Heat is simultaneously the most required and the easiest energy source to obtain as there are so many sources to generate it. You can generate home heating from electricity, propane, natural gas, and biomass. However, the least expensive and most sustainable renewable energy source is biomass. Biomass is just that: ‘mass’ from anything ‘biological’. Most people think of wood, but it can be many other things: bark dust, corn cobs, yard debris, nut shells, etc.
Some of the best fuels to burn in a gasifier are actually byproducts (read ‘garbage’) of industrial processes. A good example of this is nut shells from a food processing plant or wood chips from an arbor company. I even read about a truck in Mother Earth news that ran off of wood chunks that were a byproduct of a local truss manufacturer.
The point is that local biomass is easy and inexpensive to obtain, is locally supplied, and is a sustainable green part of the carbon cycle. With the renewed interest in gasifier generators, it’s possible to turn biomass into both electricity and heat for your home. In fact, you could heat your home with a combination of hot water and electricity from the grid for convenience. Then, just fire up the gasifier generator when it’s convenient to upload an equivalent amount of energy to the grid. You get all the convenience of unsustainable living without the bill. This is one of the most practical and sustainable energy solutions I can think of.
Alternative sources of electricity have been the main focus of the media when talking about sustainable energy solutions. Most people associate ‘how to be sustainable’ with installing solar panels or wind turbines. These are the easiest sustainable resources for DIY enthusiasts to tackle and make a great start for the person focusing on sustainable living. As mentioned above, sustainable electricity can come from many different sources. And you don’t have to pick just one. If you have a wind turbine, a solar panel, and biomass gasification generator, you can use all three sustainable power sources to fulfill your electricity needs. Power controllers such as automatic transfer switches and charge controllers are readily available on the consumer market to help the do it yourselfer get up and running.

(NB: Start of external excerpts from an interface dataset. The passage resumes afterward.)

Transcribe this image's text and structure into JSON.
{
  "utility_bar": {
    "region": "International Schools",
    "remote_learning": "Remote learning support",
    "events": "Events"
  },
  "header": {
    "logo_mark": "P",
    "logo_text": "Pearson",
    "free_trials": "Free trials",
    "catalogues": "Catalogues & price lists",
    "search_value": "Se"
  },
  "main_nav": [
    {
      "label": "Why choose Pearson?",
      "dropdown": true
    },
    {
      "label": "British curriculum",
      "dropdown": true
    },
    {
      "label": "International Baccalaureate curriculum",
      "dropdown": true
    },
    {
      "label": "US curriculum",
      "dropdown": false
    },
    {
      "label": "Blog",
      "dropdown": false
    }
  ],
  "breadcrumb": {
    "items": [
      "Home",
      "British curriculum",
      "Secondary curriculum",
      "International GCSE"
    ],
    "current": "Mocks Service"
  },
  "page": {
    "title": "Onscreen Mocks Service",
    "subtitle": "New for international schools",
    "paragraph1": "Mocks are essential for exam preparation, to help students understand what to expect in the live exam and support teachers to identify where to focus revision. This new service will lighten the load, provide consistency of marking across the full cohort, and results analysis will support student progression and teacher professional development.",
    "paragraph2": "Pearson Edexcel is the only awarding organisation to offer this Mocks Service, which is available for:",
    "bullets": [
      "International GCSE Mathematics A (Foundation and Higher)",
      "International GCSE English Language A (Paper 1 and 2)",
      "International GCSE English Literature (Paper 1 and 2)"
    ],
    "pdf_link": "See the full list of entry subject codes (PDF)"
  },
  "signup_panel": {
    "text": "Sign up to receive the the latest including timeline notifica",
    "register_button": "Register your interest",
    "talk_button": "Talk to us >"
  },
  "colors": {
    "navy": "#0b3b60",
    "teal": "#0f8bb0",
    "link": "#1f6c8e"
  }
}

While it is very hard to live without heat in a cold environment, it is quite possible (though uncomfortable) to live without cooling in a hot environment. When most people think of cooling, they think of unsustainable, power hungry air conditioners. The fact is that there is a much better and cheaper way to cool your home: geothermal cooling. In a nutshell, this method involves burying a couple hundred feet of hose under the ground (typically 3 to 5 feet). Then you blow air from inside your home through this hose. The hot air from your home is cooled by the earth and returned back into the house. Simple! And very efficient.
The key to using this setup in sustainable homes is having enough land to dig trenches to lay the hose. Most suburban lots have plenty of room, but crowded urban environments do not. However, sustainable house plans of duplexes and apartment buildings are beginning to incorporate very similar methods of passive geothermal cooling.
Sustainable House Plans
If you have a standard 0.25 acre urban lot or bigger, you shouldn’t have any problem installing some of these sustainable energy solutions. It will take money and time, however. These new types of energy generation are not standardized or fully commercialized yet. However, all these technologies are well within the budget and reach of a motivated do it yourselfer. Gasifier generators in particular represent an innovative and practical method of sustainable power from local, sustainable resources. In little more than a weekend, a home owner could install a geothermal cooling system. Finally, this website will help get you familiar with solar, wind, and micro-hydro generation of electrical power.